Competitiveness is an idea that applies in a number of different settings. For decades, managers at the so-called Big Three American automakers – General Motors, Ford, and Chrysler – have worried about their organizations’ relative standing in the US automobile marketplace. Merchants in many small towns across America think about the competitiveness of their prices in comparison to prices at Wal-Mart stores in their towns. If you participate in sports, you, your teammates, and coaches seek competitiveness in relation to your opponents by practicing day after day. Or if you watch the ups and downs of the stock market read the business press, or watch the competitors in your industry, and you find that competitiveness has accelerated over the last 20 years.
One organization that has addressed its desire to remain competitive in the global economy is General Electric Medical Systems Group. To expand its ability to deliver quality products and services in a highly competitive industry, the GE Medical Systems Group has developed a Global Leadership Program (G.L.P) to provide its top managers with a global outlook G.L.P is a multiyear process that brings together managers from its three regions – the America, Europe and Asia within a highly organized framework to work on specific business projects. The results of these projects drive the global progress of the organization.
Competitiveness has become a prominent business and government concern in the era of global business as a contest among nations. Members of the news media routinely talk about the competitiveness of the United States versus Japan and the United States versus the Pacific Rim. This meaning of competitiveness is part of the new attitude of globalization that we just discussed. And it is a direct consequence of the unprecedented proximity among nations in the global market place. It is easy to see the Sumitomo fire in terms of the Japanese computer industry’s influence on world markets.
A renowned expert on competition, has observed that while people are talking about competitiveness among nations, they do not always use the same criteria of competitiveness. Two different competitiveness criteria are useful in understanding globalization and management. These criteria both involve relative standing, but differ in terms of their time perspectives: looking forward or looking back.
Relative Standing Today: Looking forward, competitiveness can refer to a nation’s preparedness for future competitive interaction. To be competitive in this sense is to have a chance to win upcoming contest. The Sumitomo fire affected the chance to win for a number of industry players who faced higher costs.

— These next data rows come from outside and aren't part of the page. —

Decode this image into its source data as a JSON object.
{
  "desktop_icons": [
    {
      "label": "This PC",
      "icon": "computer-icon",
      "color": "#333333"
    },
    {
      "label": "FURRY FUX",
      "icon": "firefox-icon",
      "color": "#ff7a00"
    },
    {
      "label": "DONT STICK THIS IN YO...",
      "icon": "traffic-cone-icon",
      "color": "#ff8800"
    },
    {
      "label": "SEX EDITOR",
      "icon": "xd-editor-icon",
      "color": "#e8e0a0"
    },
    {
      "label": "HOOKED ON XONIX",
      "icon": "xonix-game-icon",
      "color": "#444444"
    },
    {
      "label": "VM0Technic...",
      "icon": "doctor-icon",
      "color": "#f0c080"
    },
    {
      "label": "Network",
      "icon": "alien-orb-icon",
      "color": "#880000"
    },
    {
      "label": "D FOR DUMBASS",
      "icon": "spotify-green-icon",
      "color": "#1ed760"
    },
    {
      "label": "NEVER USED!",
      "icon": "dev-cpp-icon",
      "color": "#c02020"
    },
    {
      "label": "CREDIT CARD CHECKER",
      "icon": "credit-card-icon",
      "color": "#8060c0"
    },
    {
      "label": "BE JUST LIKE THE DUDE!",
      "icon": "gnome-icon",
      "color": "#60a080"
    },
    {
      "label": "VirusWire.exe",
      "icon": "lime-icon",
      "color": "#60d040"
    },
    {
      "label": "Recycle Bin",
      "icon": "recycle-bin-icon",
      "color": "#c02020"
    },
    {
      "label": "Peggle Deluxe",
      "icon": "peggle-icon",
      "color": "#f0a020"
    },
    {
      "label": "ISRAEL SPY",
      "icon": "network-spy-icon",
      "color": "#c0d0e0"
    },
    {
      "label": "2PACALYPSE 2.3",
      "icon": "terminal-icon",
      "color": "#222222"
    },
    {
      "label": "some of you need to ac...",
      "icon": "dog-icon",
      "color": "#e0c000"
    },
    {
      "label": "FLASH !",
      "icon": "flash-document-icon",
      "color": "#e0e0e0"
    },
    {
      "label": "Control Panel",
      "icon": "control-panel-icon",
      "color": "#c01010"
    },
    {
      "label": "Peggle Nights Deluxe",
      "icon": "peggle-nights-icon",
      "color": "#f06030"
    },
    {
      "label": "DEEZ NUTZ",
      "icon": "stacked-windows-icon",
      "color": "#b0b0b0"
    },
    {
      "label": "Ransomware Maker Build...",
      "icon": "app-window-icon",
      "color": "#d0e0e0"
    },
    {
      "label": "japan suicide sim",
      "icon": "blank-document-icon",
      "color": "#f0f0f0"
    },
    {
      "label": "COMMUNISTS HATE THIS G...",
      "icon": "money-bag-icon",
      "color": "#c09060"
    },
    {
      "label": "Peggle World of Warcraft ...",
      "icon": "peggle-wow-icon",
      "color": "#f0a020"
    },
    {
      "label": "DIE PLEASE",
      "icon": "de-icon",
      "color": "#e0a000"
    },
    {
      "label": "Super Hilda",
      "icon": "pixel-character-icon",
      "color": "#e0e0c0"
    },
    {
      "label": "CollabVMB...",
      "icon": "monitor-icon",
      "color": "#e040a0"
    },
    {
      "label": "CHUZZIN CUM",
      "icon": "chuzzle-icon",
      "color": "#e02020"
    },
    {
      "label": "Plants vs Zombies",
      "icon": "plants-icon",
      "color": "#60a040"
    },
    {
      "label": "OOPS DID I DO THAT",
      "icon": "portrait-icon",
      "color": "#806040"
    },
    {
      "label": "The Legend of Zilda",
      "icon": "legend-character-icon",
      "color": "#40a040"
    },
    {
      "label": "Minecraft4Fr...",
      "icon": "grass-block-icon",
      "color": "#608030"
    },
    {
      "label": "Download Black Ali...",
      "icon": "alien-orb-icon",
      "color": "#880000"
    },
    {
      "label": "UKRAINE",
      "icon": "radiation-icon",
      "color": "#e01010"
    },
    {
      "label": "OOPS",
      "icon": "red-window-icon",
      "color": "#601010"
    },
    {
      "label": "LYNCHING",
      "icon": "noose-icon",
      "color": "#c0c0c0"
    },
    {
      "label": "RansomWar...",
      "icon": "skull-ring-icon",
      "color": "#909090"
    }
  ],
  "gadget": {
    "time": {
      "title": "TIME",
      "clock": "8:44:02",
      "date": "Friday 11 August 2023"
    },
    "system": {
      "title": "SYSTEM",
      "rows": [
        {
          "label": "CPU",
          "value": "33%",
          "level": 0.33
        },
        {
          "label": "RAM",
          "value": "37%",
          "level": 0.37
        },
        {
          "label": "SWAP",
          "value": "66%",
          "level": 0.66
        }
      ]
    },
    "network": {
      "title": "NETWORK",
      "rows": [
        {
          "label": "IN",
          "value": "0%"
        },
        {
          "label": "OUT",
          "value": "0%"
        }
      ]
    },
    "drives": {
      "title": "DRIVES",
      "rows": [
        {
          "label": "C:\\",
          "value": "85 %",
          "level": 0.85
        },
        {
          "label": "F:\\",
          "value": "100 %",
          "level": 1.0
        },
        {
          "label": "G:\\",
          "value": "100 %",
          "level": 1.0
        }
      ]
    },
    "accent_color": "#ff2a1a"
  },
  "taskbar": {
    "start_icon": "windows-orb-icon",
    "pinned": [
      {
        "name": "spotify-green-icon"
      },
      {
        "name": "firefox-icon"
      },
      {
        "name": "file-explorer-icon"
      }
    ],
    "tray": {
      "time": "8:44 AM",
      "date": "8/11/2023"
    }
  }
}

Several measures of this criterion are commonly discussed in business and political circles today. One is the cost of labor in a nation. A commonly cited statistic in the debate about relaxing international trade barriers is the questionable competitiveness of US labor costs in relation to lower wage rates in other countries such as Mexico. This creates some controversy and an ethical dilemma for managers when companies seeking lower wage personnel close factories in the United States and move production facilities to other nations. Another measure of this criterion is the education level of a nation’s work force. Government representatives who seek to attract new investors in their economies like to cite literacy rates and skilled training.